**EXERCISE REQUIREMENTS**
Every line of the material below is to be printed again exactly.

**MATERIALS PROVIDED**
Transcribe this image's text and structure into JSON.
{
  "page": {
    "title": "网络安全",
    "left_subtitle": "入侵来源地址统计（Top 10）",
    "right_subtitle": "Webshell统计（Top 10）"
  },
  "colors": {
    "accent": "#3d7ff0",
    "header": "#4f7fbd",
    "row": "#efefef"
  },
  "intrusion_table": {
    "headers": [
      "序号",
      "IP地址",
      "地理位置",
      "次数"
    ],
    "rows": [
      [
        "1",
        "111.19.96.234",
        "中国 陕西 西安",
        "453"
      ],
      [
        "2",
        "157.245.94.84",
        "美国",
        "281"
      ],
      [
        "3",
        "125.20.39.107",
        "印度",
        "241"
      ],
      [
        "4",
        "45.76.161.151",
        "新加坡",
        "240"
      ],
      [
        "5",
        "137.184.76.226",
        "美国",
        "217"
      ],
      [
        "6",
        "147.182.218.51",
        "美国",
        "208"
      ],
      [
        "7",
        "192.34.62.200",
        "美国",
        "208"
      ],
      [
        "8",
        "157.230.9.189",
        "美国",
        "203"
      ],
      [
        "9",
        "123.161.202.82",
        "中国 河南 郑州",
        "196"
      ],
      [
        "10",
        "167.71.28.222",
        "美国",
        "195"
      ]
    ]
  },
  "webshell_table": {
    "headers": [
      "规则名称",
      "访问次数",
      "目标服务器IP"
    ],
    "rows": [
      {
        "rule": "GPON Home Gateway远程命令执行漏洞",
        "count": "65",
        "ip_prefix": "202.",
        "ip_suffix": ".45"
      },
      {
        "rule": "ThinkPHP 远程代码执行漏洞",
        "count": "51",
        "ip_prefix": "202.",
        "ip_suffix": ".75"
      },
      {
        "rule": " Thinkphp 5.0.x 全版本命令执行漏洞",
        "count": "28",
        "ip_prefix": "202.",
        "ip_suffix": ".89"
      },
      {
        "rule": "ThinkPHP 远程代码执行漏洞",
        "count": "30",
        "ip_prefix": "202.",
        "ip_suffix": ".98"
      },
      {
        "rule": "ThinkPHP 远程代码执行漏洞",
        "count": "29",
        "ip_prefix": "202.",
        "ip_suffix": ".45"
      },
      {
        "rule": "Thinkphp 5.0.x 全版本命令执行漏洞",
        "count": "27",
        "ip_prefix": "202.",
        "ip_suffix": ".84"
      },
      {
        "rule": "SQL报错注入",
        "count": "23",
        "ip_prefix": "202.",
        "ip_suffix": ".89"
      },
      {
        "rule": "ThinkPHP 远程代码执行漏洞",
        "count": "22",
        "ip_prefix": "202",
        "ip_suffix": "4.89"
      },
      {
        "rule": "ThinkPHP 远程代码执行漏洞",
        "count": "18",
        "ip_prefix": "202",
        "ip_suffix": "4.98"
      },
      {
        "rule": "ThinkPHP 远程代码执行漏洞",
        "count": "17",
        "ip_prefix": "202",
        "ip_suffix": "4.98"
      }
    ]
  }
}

**RESPONSE AREA**
Transcribe this image's text and structure into JSON.
{
  "page": {
    "title": "网络安全",
    "left_subtitle": "入侵来源地址统计（Top 10）",
    "right_subtitle": "Webshell统计（Top 10）"
  },
  "colors": {
    "accent": "#3d7ff0",
    "header": "#4f7fbd",
    "row": "#efefef"
  },
  "intrusion_table": {
    "headers": [
      "序号",
      "IP地址",
      "地理位置",
      "次数"
    ],
    "rows": [
      [
        "1",
        "111.19.96.234",
        "中国 陕西 西安",
        "453"
      ],
      [
        "2",
        "157.245.94.84",
        "美国",
        "281"
      ],
      [
        "3",
        "125.20.39.107",
        "印度",
        "241"
      ],
      [
        "4",
        "45.76.161.151",
        "新加坡",
        "240"
      ],
      [
        "5",
        "137.184.76.226",
        "美国",
        "217"
      ],
      [
        "6",
        "147.182.218.51",
        "美国",
        "208"
      ],
      [
        "7",
        "192.34.62.200",
        "美国",
        "208"
      ],
      [
        "8",
        "157.230.9.189",
        "美国",
        "203"
      ],
      [
        "9",
        "123.161.202.82",
        "中国 河南 郑州",
        "196"
      ],
      [
        "10",
        "167.71.28.222",
        "美国",
        "195"
      ]
    ]
  },
  "webshell_table": {
    "headers": [
      "规则名称",
      "访问次数",
      "目标服务器IP"
    ],
    "rows": [
      {
        "rule": "GPON Home Gateway远程命令执行漏洞",
        "count": "65",
        "ip_prefix": "202.",
        "ip_suffix": ".45"
      },
      {
        "rule": "ThinkPHP 远程代码执行漏洞",
        "count": "51",
        "ip_prefix": "202.",
        "ip_suffix": ".75"
      },
      {
        "rule": " Thinkphp 5.0.x 全版本命令执行漏洞",
        "count": "28",
        "ip_prefix": "202.",
        "ip_suffix": ".89"
      },
      {
        "rule": "ThinkPHP 远程代码执行漏洞",
        "count": "30",
        "ip_prefix": "202.",
        "ip_suffix": ".98"
      },
      {
        "rule": "ThinkPHP 远程代码执行漏洞",
        "count": "29",
        "ip_prefix": "202.",
        "ip_suffix": ".45"
      },
      {
        "rule": "Thinkphp 5.0.x 全版本命令执行漏洞",
        "count": "27",
        "ip_prefix": "202.",
        "ip_suffix": ".84"
      },
      {
        "rule": "SQL报错注入",
        "count": "23",
        "ip_prefix": "202.",
        "ip_suffix": ".89"
      },
      {
        "rule": "ThinkPHP 远程代码执行漏洞",
        "count": "22",
        "ip_prefix": "202",
        "ip_suffix": "4.89"
      },
      {
        "rule": "ThinkPHP 远程代码执行漏洞",
        "count": "18",
        "ip_prefix": "202",
        "ip_suffix": "4.98"
      },
      {
        "rule": "ThinkPHP 远程代码执行漏洞",
        "count": "17",
        "ip_prefix": "202",
        "ip_suffix": "4.98"
      }
    ]
  }
}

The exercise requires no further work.